I shouldn’t enjoy it as much as I do, but I love when I can spot a scholar’s dislike of a historical personage—it shows their humanity. Perhaps the pretense of neutrality is what makes us academics so vitriolic when writing in nonacademic settings. FINALLY WE CAN LASH OUT.
Here’s what Susan Karant-Nunn has to say about Calvin:
“Calvin’s expatiation on Christ’s suffering is almost nil. Having, we assume, read the scriptural text aloud, he then refers to it almost obliquely, as a springboard for his remarks on Christians’ moral condition, which is poor.”
It’s veiled, but it’s there–the not-quite-scholarly use of “nil,” the sarcastic rhythm, the clipped end of the second sentence.

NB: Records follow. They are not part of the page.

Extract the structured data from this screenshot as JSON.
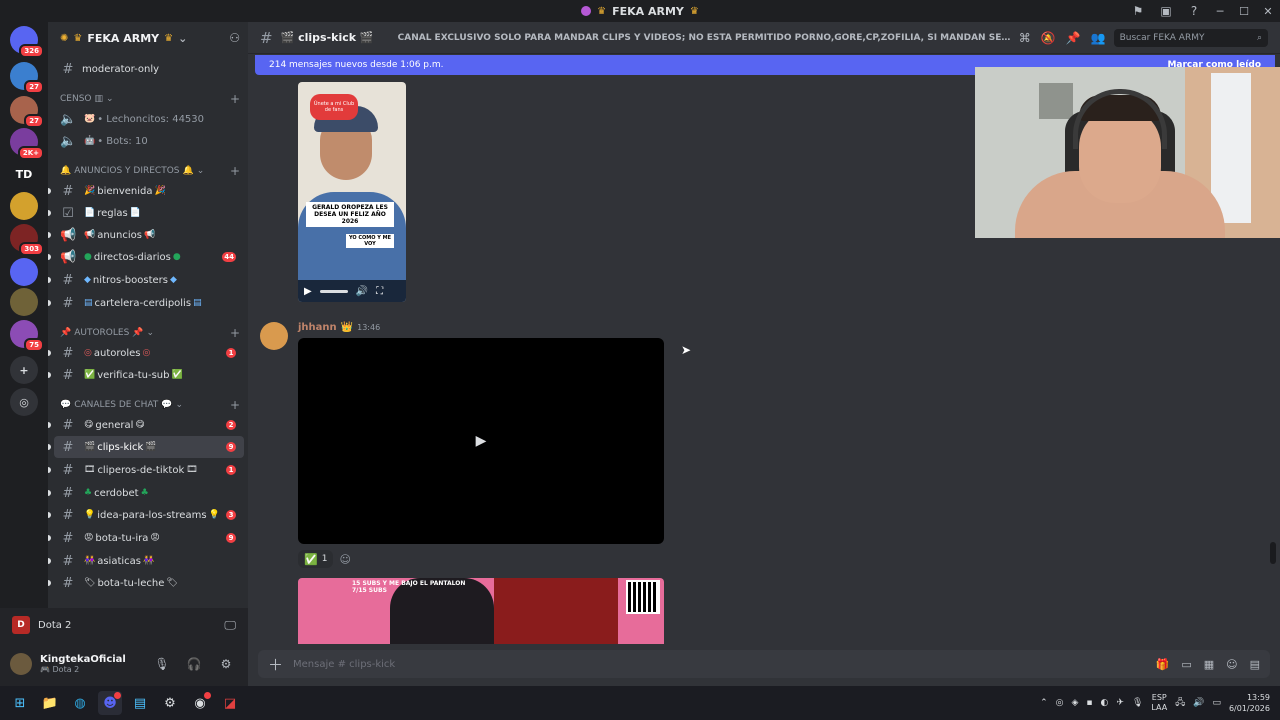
{
  "window": {
    "title": "FEKA ARMY",
    "controls": [
      "minimize",
      "maximize",
      "close"
    ]
  },
  "rail": {
    "servers": [
      {
        "label": "",
        "badge": "326",
        "color": "#5865f2"
      },
      {
        "label": "",
        "badge": "27",
        "color": "#3b7fcf"
      },
      {
        "label": "",
        "badge": "27",
        "color": "#a8634c"
      },
      {
        "label": "",
        "badge": "2K+",
        "color": "#7a3d9e"
      },
      {
        "label": "TD",
        "badge": "",
        "color": "#1e1f22"
      },
      {
        "label": "",
        "badge": "",
        "color": "#d3a12d"
      },
      {
        "label": "",
        "badge": "303",
        "color": "#7d2424"
      },
      {
        "label": "",
        "badge": "",
        "color": "#5865f2"
      },
      {
        "label": "",
        "badge": "",
        "color": "#6f6238"
      },
      {
        "label": "",
        "badge": "75",
        "color": "#8c4cb5"
      }
    ]
  },
  "guild": {
    "name": "FEKA ARMY",
    "channels": [
      {
        "name": "moderator-only",
        "type": "text",
        "badge": ""
      },
      {
        "name": "• Lechoncitos: 44530",
        "type": "voice",
        "badge": ""
      },
      {
        "name": "• Bots: 10",
        "type": "voice",
        "badge": ""
      },
      {
        "name": "bienvenida",
        "type": "text",
        "badge": ""
      },
      {
        "name": "reglas",
        "type": "rules",
        "badge": ""
      },
      {
        "name": "anuncios",
        "type": "announce",
        "badge": ""
      },
      {
        "name": "directos-diarios",
        "type": "announce",
        "badge": "44"
      },
      {
        "name": "nitros-boosters",
        "type": "text",
        "badge": ""
      },
      {
        "name": "cartelera-cerdipolis",
        "type": "text",
        "badge": ""
      },
      {
        "name": "autoroles",
        "type": "text",
        "badge": "1"
      },
      {
        "name": "verifica-tu-sub",
        "type": "text",
        "badge": ""
      },
      {
        "name": "general",
        "type": "text",
        "badge": "2"
      },
      {
        "name": "clips-kick",
        "type": "text",
        "badge": "9"
      },
      {
        "name": "cliperos-de-tiktok",
        "type": "text",
        "badge": "1"
      },
      {
        "name": "cerdobet",
        "type": "text",
        "badge": ""
      },
      {
        "name": "idea-para-los-streams",
        "type": "text",
        "badge": "3"
      },
      {
        "name": "bota-tu-ira",
        "type": "text",
        "badge": "9"
      },
      {
        "name": "asiaticas",
        "type": "text",
        "badge": ""
      },
      {
        "name": "tu-leche",
        "type": "text",
        "badge": ""
      }
    ],
    "categories": [
      "CENSO",
      "ANUNCIOS Y DIRECTOS",
      "AUTOROLES",
      "CANALES DE CHAT"
    ]
  },
  "voice": {
    "game": "Dota 2"
  },
  "user": {
    "name": "KingtekaOficial",
    "status": "Dota 2"
  },
  "header": {
    "channel": "clips-kick",
    "topic": "CANAL EXCLUSIVO SOLO PARA MANDAR CLIPS Y VIDEOS; NO ESTA PERMITIDO PORNO,GORE,CP,ZOFILIA, SI MANDAN SERA BANEADO PERMA...",
    "search_placeholder": "Buscar FEKA ARMY"
  },
  "banner": {
    "text": "214 mensajes nuevos desde 1:06 p.m.",
    "action": "Marcar como leído"
  },
  "video1": {
    "sticker": "Únete a mi Club de fans",
    "caption": "GERALD OROPEZA LES DESEA UN FELIZ AÑO 2026",
    "caption2": "YO COMO Y ME VOY"
  },
  "message": {
    "author": "jhhann",
    "time": "13:46",
    "reaction_count": "1"
  },
  "video3": {
    "text": "15 SUBS Y ME BAJO EL PANTALON\n7/15 SUBS"
  },
  "composer": {
    "placeholder": "Mensaje # clips-kick"
  },
  "taskbar": {
    "lang1": "ESP",
    "lang2": "LAA",
    "time": "13:59",
    "date": "6/01/2026"
  }
}
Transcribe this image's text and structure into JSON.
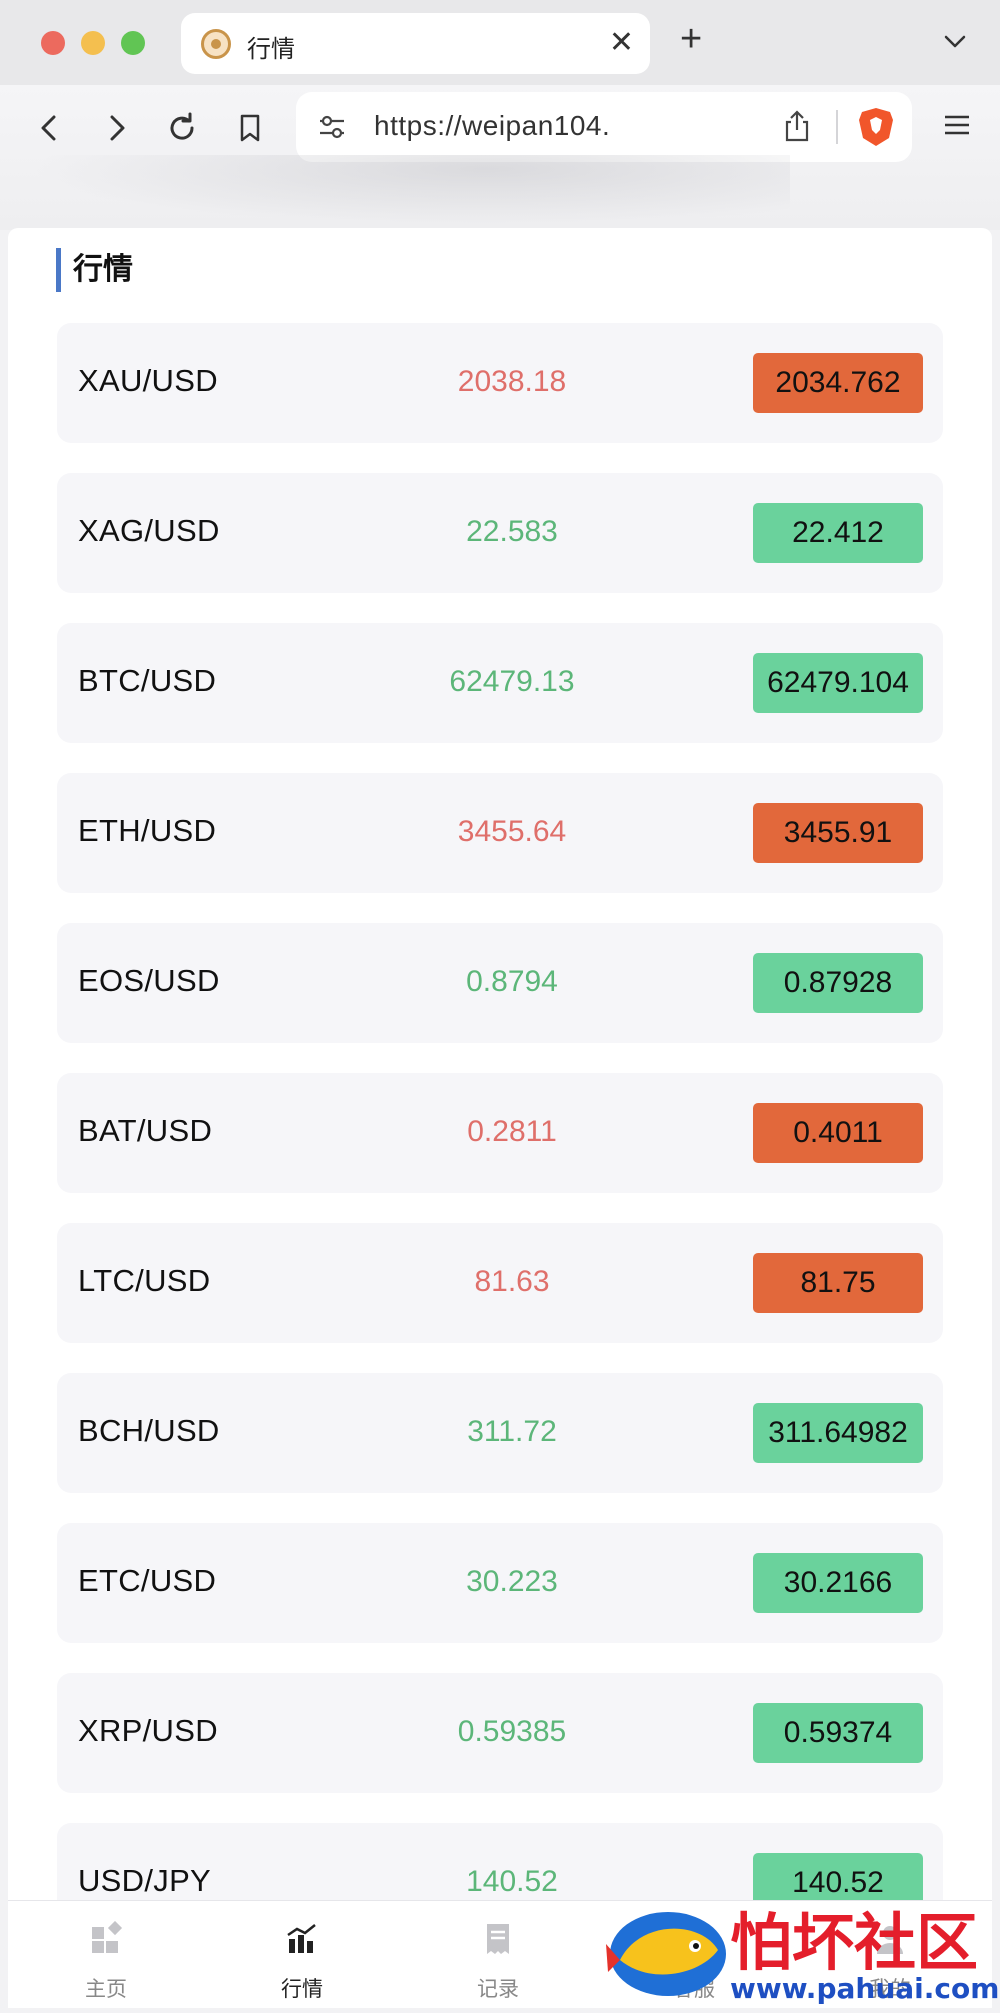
{
  "browser": {
    "tab_title": "行情",
    "url": "https://weipan104."
  },
  "page": {
    "section_title": "行情"
  },
  "quotes": [
    {
      "symbol": "XAU/USD",
      "price": "2038.18",
      "badge": "2034.762",
      "trend": "up"
    },
    {
      "symbol": "XAG/USD",
      "price": "22.583",
      "badge": "22.412",
      "trend": "down"
    },
    {
      "symbol": "BTC/USD",
      "price": "62479.13",
      "badge": "62479.104",
      "trend": "down"
    },
    {
      "symbol": "ETH/USD",
      "price": "3455.64",
      "badge": "3455.91",
      "trend": "up"
    },
    {
      "symbol": "EOS/USD",
      "price": "0.8794",
      "badge": "0.87928",
      "trend": "down"
    },
    {
      "symbol": "BAT/USD",
      "price": "0.2811",
      "badge": "0.4011",
      "trend": "up"
    },
    {
      "symbol": "LTC/USD",
      "price": "81.63",
      "badge": "81.75",
      "trend": "up"
    },
    {
      "symbol": "BCH/USD",
      "price": "311.72",
      "badge": "311.64982",
      "trend": "down"
    },
    {
      "symbol": "ETC/USD",
      "price": "30.223",
      "badge": "30.2166",
      "trend": "down"
    },
    {
      "symbol": "XRP/USD",
      "price": "0.59385",
      "badge": "0.59374",
      "trend": "down"
    },
    {
      "symbol": "USD/JPY",
      "price": "140.52",
      "badge": "140.52",
      "trend": "down"
    }
  ],
  "bottom_nav": [
    {
      "label": "主页",
      "icon": "home-grid-icon",
      "active": false
    },
    {
      "label": "行情",
      "icon": "bar-chart-icon",
      "active": true
    },
    {
      "label": "记录",
      "icon": "receipt-icon",
      "active": false
    },
    {
      "label": "客服",
      "icon": "support-icon",
      "active": false
    },
    {
      "label": "我的",
      "icon": "user-icon",
      "active": false
    }
  ],
  "watermark": {
    "text": "怕坏社区",
    "url": "www.pahuai.com"
  },
  "colors": {
    "up": "#e2683b",
    "up_text": "#df6f6a",
    "down": "#6ad29c",
    "down_text": "#5cb679",
    "accent": "#4a78c7"
  }
}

“The emotional trajectory of these Passion sermons is then upward; the congregation is taken from the horror and depths of its corruption to, in conclusion, the possibility of reconciliation with the Heavenly Father. Perhaps the series should have ended on this note.”
So delightfully dry! Why, you ask, should it have ended on this note?
“But in the final sermon, on the Resurrection, Calvin remarks on the fact that the women who went to Christ’s tomb preceded the disciples in hearing the astonishing news. In telling about the Resurrection first to women, who are by nature weak, ignorant, and infirm, God wanted to demonstrate ‘the humbleness of our faith.’ The men, normally elevated and designated to engage in public transactions, deserved punishment, in any case, for having abandoned their master. But God accepts the service even of the weak–he is referring here to the women.”
How about this?
“Unquestionably, Calvin adheres to the doctrine of the atonement; it is central to his conception of salvation for worthless humankind. Yet, so important is it to him to impress his charges with their worthlessness that he resorts to the emotive vocabulary of shaming and condemnation. His language is extreme, and it is designed to break down any lingering sense of self-worth and self-reliance in those around him. His initial stress is upon the nullity of human self-esteem. He proffers the atonement only secondarily, after he has rhetorically (he hopes) reduced his audience to the verminous level to which he repeatedly assigns it.”
Whew. (Also, incredibly effective as a piece of persuasion; I had no particular feelings about Calvin before, but I like Calvin him a lot less after reading this.)